When visiting India in her junior year of high school, Dallas Jessup was surprised to see the way the women were treated. While Jessup and her party got to sit at the table for dinner with the host family they were staying with, the native women were not allowed to sit down with the men and guests, and stood around the table serving the food. “Every time you took a bite they would give you more,” she said in an interview with Global Shift. “Only after everyone else was done they got to go to the table and eat whatever was left. [The culture] nurtures very sheltered, subservient girls.”
Jessup, 18, traveled to India after she met a woman involved with fighting human trafficking while being inducted to the Hall of Fame for Caring Americans. Jessup, who has made a film, written a book and started a non-profit, Just Yell Fire, started her interest in helping young women avoid rape and abduction after viewing a video in ninth grade. The footage told of a young girl from Florida who was last seen alive speaking to a man, then went away willingly with him. They found her dead body 40 days later. Jessep said after hearing this story, she made it her mission to show girls how to protect themselves.
She signed up for a script writing class intending to make a film to show girls how to protect themselves. Thanks to her instructor, word got out about the film, and it turned into a professional 46-minute video with cameos by Josh Halloway and Evangeline Lilly called “Just Yell Fire.” She put the film for free online, and “it just blew up.”
“There’s not a point and place I can say, that’s exactly where it started,” she said. “Newspapers picked it up, bloggers picked it up. The power of the Internet kicked in and spread the message.” Soon, a publisher asked to come and meet with her. They met to discuss a potential book, and he said he wanted her to write a book about herself and her experiences with creating “Just Yell Fire” and her desire behind it. “I originally turned down the book deal, my mother wanted to throttle me and kicked me under the table,” she said. “These are once in a lifetime deals sometimes, but it wasn’t the book I wanted to write. It’s not the book that my viewers and audience could benefit from. It wasn’t the audience I wanted to have. I wanted to highlight other teens doing incredible things and show how teenagers themselves can make a difference. He said, I like that idea much better, go out and write it.
Jessup had met many inspiring young people through her experience at awards banquets, and she said she already had seven people in mind to talk to for her book when she suggested the idea to the publisher. The book came together quickly, and Jessup said she was helped along by thinking of questions for herself then answering them out loud into a tape recorder before going back, listening to the recording and writing it down. “That helped it flow out a lot easier,” she said.

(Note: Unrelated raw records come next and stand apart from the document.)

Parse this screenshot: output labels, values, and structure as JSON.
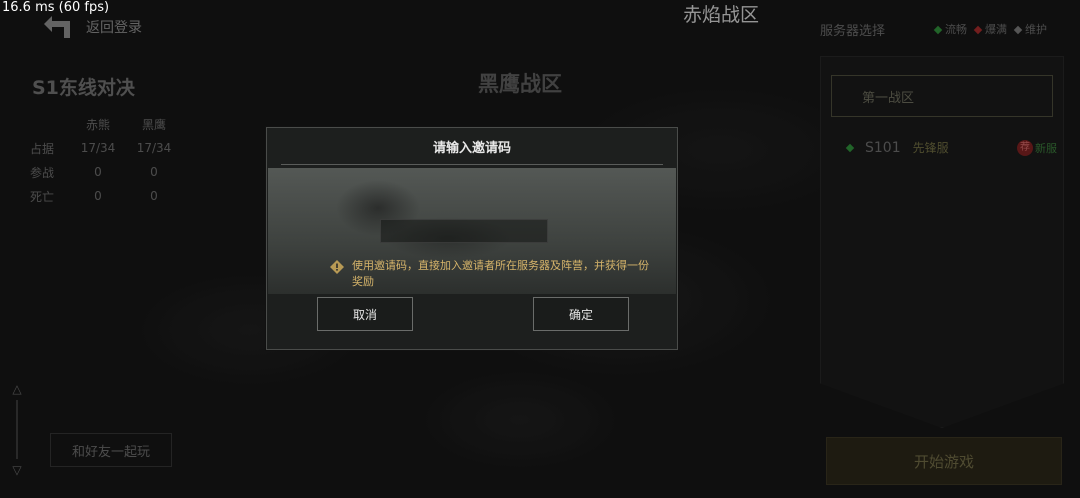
{
  "debug": {
    "fps": "16.6 ms (60 fps)"
  },
  "header": {
    "back_label": "返回登录",
    "top_title": "赤焰战区"
  },
  "left_panel": {
    "season_title": "S1东线对决",
    "columns": [
      "赤熊",
      "黑鹰"
    ],
    "rows": [
      {
        "label": "占据",
        "values": [
          "17/34",
          "17/34"
        ]
      },
      {
        "label": "参战",
        "values": [
          "0",
          "0"
        ]
      },
      {
        "label": "死亡",
        "values": [
          "0",
          "0"
        ]
      }
    ],
    "friends_button": "和好友一起玩"
  },
  "center": {
    "war_title": "黑鹰战区"
  },
  "server_panel": {
    "title": "服务器选择",
    "legend": [
      {
        "label": "流畅",
        "color": "#2e8b3a"
      },
      {
        "label": "爆满",
        "color": "#a02a2a"
      },
      {
        "label": "维护",
        "color": "#777777"
      }
    ],
    "zone": "第一战区",
    "server": {
      "id": "S101",
      "name": "先锋服",
      "rec": "荐",
      "tag": "新服"
    },
    "start_button": "开始游戏"
  },
  "dialog": {
    "title": "请输入邀请码",
    "input_value": "",
    "tip": "使用邀请码，直接加入邀请者所在服务器及阵营，并获得一份奖励",
    "cancel": "取消",
    "confirm": "确定"
  }
}
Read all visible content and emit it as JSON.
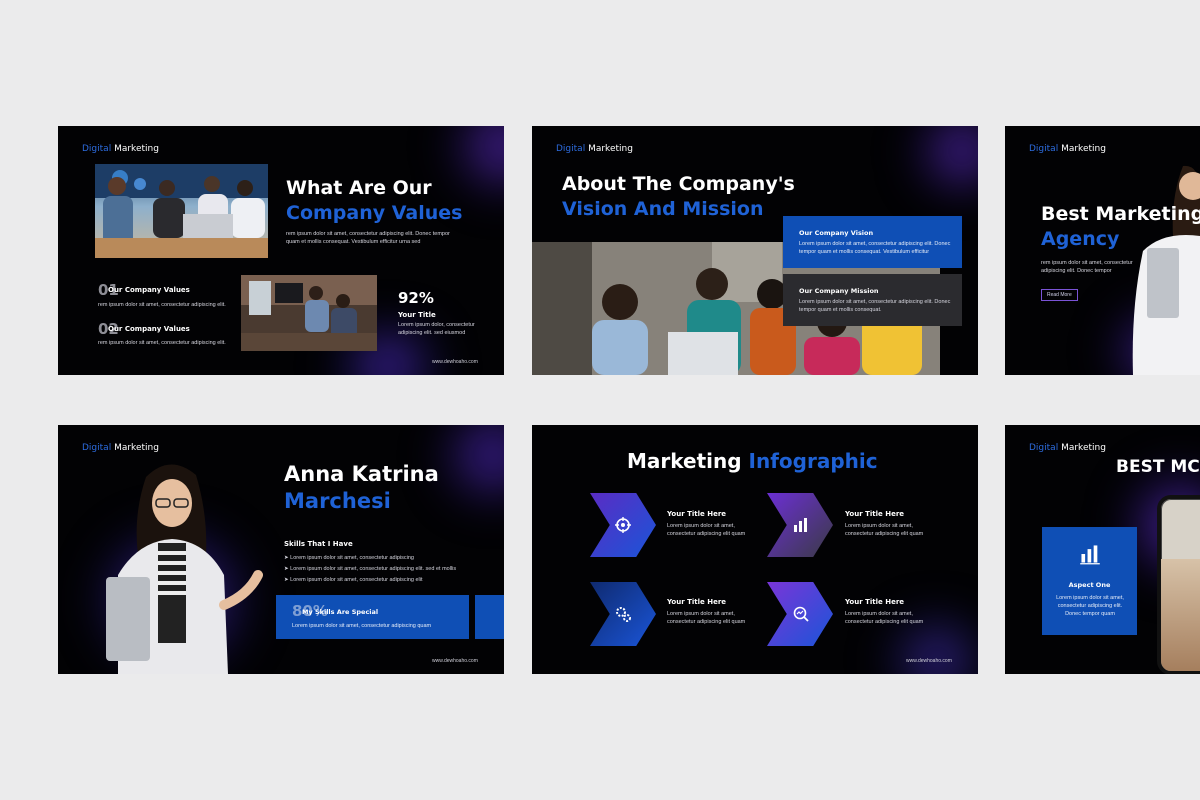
{
  "colors": {
    "page_bg": "#ebebec",
    "slide_bg": "#020204",
    "accent_blue": "#1f62d6",
    "accent_purple": "#6b2fd1"
  },
  "slides": {
    "values": {
      "brand_a": "Digital",
      "brand_b": "Marketing",
      "title_white": "What Are Our",
      "title_blue": "Company Values",
      "intro": "rem ipsum dolor sit amet, consectetur adipiscing elit. Donec tempor quam et mollis consequat. Vestibulum efficitur urna sed",
      "item1_num": "01",
      "item1_title": "Our Company Values",
      "item1_text": "rem ipsum dolor sit amet, consectetur adipiscing elit.",
      "item2_num": "02",
      "item2_title": "Our Company Values",
      "item2_text": "rem ipsum dolor sit amet, consectetur adipiscing elit.",
      "stat_value": "92%",
      "stat_title": "Your Title",
      "stat_text": "Lorem ipsum dolor, consectetur adipiscing elit. sed eiusmod",
      "footer": "www.dewhoaho.com"
    },
    "vision": {
      "brand_a": "Digital",
      "brand_b": "Marketing",
      "title_white": "About The Company's",
      "title_blue": "Vision And Mission",
      "vision_title": "Our Company Vision",
      "vision_text": "Lorem ipsum dolor sit amet, consectetur adipiscing elit. Donec tempor quam et mollis consequat. Vestibulum efficitur",
      "mission_title": "Our Company Mission",
      "mission_text": "Lorem ipsum dolor sit amet, consectetur adipiscing elit. Donec tempor quam et mollis consequat."
    },
    "agency": {
      "brand_a": "Digital",
      "brand_b": "Marketing",
      "title_white": "Best Marketing",
      "title_blue": "Agency",
      "text": "rem ipsum dolor sit amet, consectetur adipiscing elit. Donec tempor",
      "button": "Read More"
    },
    "profile": {
      "brand_a": "Digital",
      "brand_b": "Marketing",
      "name_white": "Anna Katrina",
      "name_blue": "Marchesi",
      "skills_title": "Skills That I Have",
      "skills": [
        "Lorem ipsum dolor sit amet, consectetur adipiscing",
        "Lorem ipsum dolor sit amet, consectetur adipiscing elit. sed et mollis",
        "Lorem ipsum dolor sit amet, consectetur adipiscing elit"
      ],
      "special_num": "80%",
      "special_title": "My Skills Are Special",
      "special_text": "Lorem ipsum dolor sit amet, consectetur adipiscing quam",
      "footer": "www.dewhoaho.com"
    },
    "infographic": {
      "title_white": "Marketing",
      "title_blue": "Infographic",
      "items": [
        {
          "title": "Your Title Here",
          "text1": "Lorem ipsum dolor sit amet,",
          "text2": "consectetur adipiscing elit quam",
          "icon": "target-icon"
        },
        {
          "title": "Your Title Here",
          "text1": "Lorem ipsum dolor sit amet,",
          "text2": "consectetur adipiscing elit quam",
          "icon": "bar-chart-icon"
        },
        {
          "title": "Your Title Here",
          "text1": "Lorem ipsum dolor sit amet,",
          "text2": "consectetur adipiscing elit quam",
          "icon": "gears-icon"
        },
        {
          "title": "Your Title Here",
          "text1": "Lorem ipsum dolor sit amet,",
          "text2": "consectetur adipiscing elit quam",
          "icon": "magnifier-chart-icon"
        }
      ],
      "footer": "www.dewhoaho.com"
    },
    "aspect": {
      "brand_a": "Digital",
      "brand_b": "Marketing",
      "title": "BEST MC",
      "card_title": "Aspect One",
      "card_text": "Lorem ipsum dolor sit amet, consectetur adipiscing elit. Donec tempor quam"
    }
  }
}
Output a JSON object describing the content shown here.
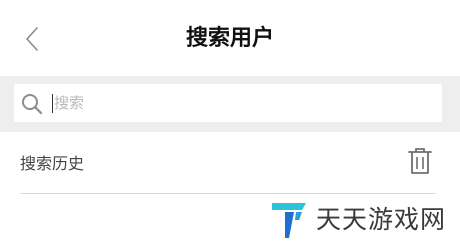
{
  "header": {
    "title": "搜索用户",
    "back_icon": "chevron-left-icon"
  },
  "search": {
    "placeholder": "搜索",
    "value": "",
    "icon": "search-icon"
  },
  "history": {
    "label": "搜索历史",
    "clear_icon": "trash-icon"
  },
  "watermark": {
    "text": "天天游戏网"
  },
  "colors": {
    "search_band": "#eeeeee",
    "title_text": "#111111",
    "logo_cyan": "#29c4d8",
    "logo_blue": "#1d6fd1",
    "divider": "#d8d8d8"
  }
}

On March 25, Jessup testified in front of the House of Representatives at a hearing on the National and International Implications of Human Trafficking. She said she got assistance from her college, Vanderbilt University and learned what to expect and proper protocol for testifying in Congress. She said she thinks it went well, and the House was very open to her ideas of empowering the teenage girl. “I wanted them to think of the teenage girl not as the victim, but as the hero and the solution,” she said. “These are the girls on the front lines of what’s happening. They get taken daily, and as lovely as police are, they can’t be everywhere at any given time. You have to train the girls who this is happening to directly.”
Right now, Jessup is working on bring awareness to her cause, and teaching young girls that they can protect themselves from rape and abduction. She has been working on a program to certify teachers in the “Just Yell Fire” program so they can teach the protection techniques Jessup’s video and program offers in schools. She’s also working on a new script geared towards college aged students, as well as speaking and giving interviews around the country.
She said she loves hearing from girls at speaking events or through emails who have used the Just Yell Fire techniques to save themselves. She said at every speaking event she always gets several girls coming up afterwards and thanking her for spreading the word, and she hears from girls in emails as well. She often hears from girls who, thanks to her, have gained the self-respect for themselves to get out of an abusive relationship. “The fact that they can take the initiative to make the change makes me feel really good about the work I do,” she said. “I receive emails from mothers who were raped in their teens, and now they know that after their daughter has seen the film, it won’t happen to their daughter like it did to them. Comforting families across the world is a really good feeling.”